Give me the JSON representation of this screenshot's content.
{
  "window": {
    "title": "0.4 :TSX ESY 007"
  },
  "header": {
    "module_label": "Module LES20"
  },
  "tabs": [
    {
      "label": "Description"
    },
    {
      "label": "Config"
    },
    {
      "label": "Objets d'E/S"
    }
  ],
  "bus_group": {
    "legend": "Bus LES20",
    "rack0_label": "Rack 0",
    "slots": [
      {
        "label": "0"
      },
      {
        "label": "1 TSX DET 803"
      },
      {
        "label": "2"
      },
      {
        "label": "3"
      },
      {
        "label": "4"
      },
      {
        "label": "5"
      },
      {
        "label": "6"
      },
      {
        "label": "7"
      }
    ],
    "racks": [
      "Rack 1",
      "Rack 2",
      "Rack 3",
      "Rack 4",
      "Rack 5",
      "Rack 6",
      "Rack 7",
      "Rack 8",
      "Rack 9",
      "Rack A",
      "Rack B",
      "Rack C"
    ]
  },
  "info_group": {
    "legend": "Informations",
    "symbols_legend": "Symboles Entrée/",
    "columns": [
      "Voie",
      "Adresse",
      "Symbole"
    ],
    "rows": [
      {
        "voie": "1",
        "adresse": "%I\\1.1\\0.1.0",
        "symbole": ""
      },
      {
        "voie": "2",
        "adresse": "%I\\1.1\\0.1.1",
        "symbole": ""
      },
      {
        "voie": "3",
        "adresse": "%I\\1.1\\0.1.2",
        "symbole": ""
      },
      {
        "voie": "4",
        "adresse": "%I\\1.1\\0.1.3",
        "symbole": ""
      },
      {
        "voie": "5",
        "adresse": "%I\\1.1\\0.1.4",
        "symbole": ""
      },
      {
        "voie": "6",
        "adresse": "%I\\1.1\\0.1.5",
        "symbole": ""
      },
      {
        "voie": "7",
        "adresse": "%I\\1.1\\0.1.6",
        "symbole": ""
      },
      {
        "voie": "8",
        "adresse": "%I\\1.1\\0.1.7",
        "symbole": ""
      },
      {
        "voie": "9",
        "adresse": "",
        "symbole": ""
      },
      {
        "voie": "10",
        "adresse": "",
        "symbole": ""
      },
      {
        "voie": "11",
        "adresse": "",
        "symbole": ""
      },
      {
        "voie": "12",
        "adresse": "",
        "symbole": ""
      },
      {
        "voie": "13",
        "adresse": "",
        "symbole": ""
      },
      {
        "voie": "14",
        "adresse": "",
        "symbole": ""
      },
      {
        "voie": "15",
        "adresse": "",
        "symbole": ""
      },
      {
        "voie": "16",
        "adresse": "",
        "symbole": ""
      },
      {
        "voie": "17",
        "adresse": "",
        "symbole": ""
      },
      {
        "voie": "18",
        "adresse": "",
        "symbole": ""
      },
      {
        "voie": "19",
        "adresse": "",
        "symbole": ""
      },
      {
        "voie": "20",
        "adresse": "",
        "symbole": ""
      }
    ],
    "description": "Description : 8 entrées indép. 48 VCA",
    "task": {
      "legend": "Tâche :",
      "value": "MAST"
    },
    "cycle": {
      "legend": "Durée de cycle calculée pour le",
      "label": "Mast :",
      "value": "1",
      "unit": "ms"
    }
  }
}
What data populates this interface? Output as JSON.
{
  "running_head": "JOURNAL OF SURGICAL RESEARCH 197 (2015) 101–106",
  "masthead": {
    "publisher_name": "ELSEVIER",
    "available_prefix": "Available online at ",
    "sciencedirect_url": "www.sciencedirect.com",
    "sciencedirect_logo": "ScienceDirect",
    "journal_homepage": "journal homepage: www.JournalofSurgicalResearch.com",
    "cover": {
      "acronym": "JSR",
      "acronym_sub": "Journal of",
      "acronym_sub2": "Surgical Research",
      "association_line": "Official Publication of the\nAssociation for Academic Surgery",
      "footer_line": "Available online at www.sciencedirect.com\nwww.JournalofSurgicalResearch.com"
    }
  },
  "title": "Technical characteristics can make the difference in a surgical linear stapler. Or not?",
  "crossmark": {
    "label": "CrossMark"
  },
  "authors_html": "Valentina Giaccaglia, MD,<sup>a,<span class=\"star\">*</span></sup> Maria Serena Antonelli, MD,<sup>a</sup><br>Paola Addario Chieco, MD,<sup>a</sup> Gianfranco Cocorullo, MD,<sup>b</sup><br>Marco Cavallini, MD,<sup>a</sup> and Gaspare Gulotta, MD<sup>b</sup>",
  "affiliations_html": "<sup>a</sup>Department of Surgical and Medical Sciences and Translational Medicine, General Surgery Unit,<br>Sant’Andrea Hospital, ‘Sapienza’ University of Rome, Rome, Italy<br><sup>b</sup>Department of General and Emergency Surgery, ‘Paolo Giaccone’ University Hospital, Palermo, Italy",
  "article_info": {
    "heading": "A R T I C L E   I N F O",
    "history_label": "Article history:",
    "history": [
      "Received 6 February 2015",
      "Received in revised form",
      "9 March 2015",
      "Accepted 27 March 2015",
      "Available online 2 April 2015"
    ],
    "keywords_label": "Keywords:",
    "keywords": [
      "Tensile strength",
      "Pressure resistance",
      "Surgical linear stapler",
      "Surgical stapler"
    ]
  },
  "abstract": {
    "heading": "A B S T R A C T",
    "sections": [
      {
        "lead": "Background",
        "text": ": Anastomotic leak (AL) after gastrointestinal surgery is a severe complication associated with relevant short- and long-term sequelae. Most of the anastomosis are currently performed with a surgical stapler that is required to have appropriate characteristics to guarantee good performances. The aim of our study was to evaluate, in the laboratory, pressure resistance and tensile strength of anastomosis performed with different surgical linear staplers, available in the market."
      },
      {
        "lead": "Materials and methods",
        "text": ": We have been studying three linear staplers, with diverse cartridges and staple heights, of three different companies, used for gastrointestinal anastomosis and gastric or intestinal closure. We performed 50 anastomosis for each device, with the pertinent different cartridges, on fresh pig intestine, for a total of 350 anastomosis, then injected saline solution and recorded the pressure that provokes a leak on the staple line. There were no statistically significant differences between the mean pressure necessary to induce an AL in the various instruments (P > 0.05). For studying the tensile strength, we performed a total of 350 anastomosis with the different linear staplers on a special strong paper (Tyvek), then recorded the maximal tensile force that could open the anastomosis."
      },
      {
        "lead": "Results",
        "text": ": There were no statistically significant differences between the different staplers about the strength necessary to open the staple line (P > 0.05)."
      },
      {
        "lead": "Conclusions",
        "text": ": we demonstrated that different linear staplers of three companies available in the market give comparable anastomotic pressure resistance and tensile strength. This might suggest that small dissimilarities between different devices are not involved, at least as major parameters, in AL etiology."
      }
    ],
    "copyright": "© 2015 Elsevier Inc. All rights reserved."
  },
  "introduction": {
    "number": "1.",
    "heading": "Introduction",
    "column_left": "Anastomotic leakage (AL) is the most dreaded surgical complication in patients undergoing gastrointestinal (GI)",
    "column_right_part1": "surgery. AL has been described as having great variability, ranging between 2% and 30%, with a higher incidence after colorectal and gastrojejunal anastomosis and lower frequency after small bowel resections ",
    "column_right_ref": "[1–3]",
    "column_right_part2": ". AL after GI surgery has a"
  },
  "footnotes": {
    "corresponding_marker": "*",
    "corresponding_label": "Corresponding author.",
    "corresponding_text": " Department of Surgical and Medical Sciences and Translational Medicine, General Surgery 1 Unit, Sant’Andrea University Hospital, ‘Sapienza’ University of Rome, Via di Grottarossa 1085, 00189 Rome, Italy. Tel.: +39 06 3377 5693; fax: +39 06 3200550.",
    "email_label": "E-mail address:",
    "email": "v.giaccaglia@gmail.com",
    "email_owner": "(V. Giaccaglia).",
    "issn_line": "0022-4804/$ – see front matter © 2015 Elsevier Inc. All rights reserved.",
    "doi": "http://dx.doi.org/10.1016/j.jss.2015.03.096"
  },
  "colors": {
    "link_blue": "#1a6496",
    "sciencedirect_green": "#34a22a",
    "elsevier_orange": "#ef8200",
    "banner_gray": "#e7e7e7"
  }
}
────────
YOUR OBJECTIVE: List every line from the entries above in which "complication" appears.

ANSWER:
        "text": ": Anastomotic leak (AL) after gastrointestinal surgery is a severe complication associated with relevant short- and long-term sequelae. Most of the anastomosis are currently performed with a surgical stapler that is required to have appropriate characteristics to guarantee good performances. The aim of our study was to evaluate, in the laboratory, pressure resistance and tensile strength of anastomosis performed with different surgical linear staplers, available in the market."
    "column_left": "Anastomotic leakage (AL) is the most dreaded surgical complication in patients undergoing gastrointestinal (GI)",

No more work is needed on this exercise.